• [What the task asks] Print the listing exactly as it stands. Skip every picture.

....

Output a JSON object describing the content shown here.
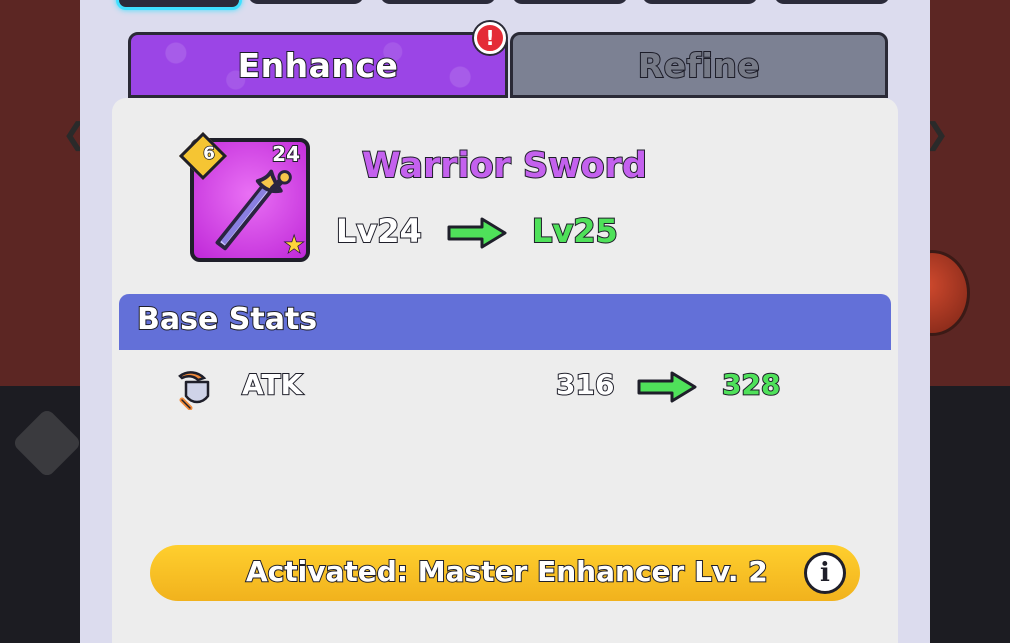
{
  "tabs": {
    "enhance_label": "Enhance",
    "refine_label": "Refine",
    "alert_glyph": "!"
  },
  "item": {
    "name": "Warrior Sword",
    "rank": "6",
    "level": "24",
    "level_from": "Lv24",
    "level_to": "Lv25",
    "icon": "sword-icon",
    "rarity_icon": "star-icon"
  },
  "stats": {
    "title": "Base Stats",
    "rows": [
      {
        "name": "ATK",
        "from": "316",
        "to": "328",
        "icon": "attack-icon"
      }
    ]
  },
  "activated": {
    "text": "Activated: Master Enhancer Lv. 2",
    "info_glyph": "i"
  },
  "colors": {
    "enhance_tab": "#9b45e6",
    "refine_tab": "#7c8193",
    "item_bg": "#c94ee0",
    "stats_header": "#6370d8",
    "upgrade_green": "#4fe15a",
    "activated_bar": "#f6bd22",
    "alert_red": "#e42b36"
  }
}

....

• [Completed exercise]
Output a JSON object describing the content shown here.
{
  "tabs": {
    "enhance_label": "Enhance",
    "refine_label": "Refine",
    "alert_glyph": "!"
  },
  "item": {
    "name": "Warrior Sword",
    "rank": "6",
    "level": "24",
    "level_from": "Lv24",
    "level_to": "Lv25",
    "icon": "sword-icon",
    "rarity_icon": "star-icon"
  },
  "stats": {
    "title": "Base Stats",
    "rows": [
      {
        "name": "ATK",
        "from": "316",
        "to": "328",
        "icon": "attack-icon"
      }
    ]
  },
  "activated": {
    "text": "Activated: Master Enhancer Lv. 2",
    "info_glyph": "i"
  },
  "colors": {
    "enhance_tab": "#9b45e6",
    "refine_tab": "#7c8193",
    "item_bg": "#c94ee0",
    "stats_header": "#6370d8",
    "upgrade_green": "#4fe15a",
    "activated_bar": "#f6bd22",
    "alert_red": "#e42b36"
  }
}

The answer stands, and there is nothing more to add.